Seoul is to make payments to Tehran for oil imports following an interim nuclear agreement clinched between Iran and the six major world powers in the Swiss city of Geneva.
South Korea is set to become the second Asian nation to make a payment to Iran for crude imports under the Geneva deal that has provided Tehran with some sanctions relief, a banking source told Reuters on Wednesday.
The Central Bank of Iran has a total of about $4.7 billion to $5.6 billion in South Korea in two won-denominated accounts, one at Woori Bank and the other at Industrial Bank of Korea as of late 2013, according to a second source.
The two sources declined to be named as the issue is sensitive. The first source said the payment to Tehran was expected to be made in early March, but did not specify the amount.
This comes as Bank of Korea and South Korean Finance Ministry officials contacted by Reuters said no decisions had been made about money transfers to Iran.
Last month, Japan became the first of Iran's oil buyers to make a payment for crude imports following the Geneva deal.
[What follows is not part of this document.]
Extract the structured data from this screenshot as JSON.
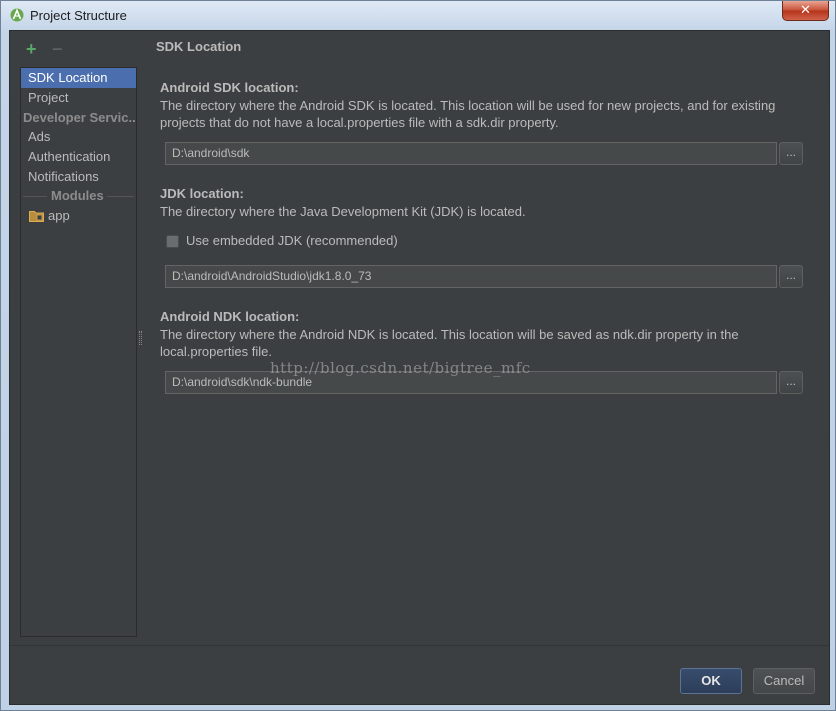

One source confirmed the Japanese payment was $550 million released to the Central Bank of Iran account in Switzerland from an account registered under the Bank of Japan.
Iran and the five permanent members of the UN Security Council-the US, Britain, France, Russia and China-plus Germany signed the Geneva deal on November 24, 2013. The two sides started to implement the agreement on January 20 and aim to continue negotiations for a final comprehensive deal.
Under the Geneva agreement, the Sextet agreed to provide Iran with some sanctions relief in exchange for Tehran agreeing to limit certain aspects of its nuclear activities during a six-month period. It was also agreed that no nuclear-related sanctions would be imposed on Iran within the same timeframe.
The sanctions relief for Iran includes access to $4.2 billion of its oil revenues frozen abroad by eight money-transfer schedules through July.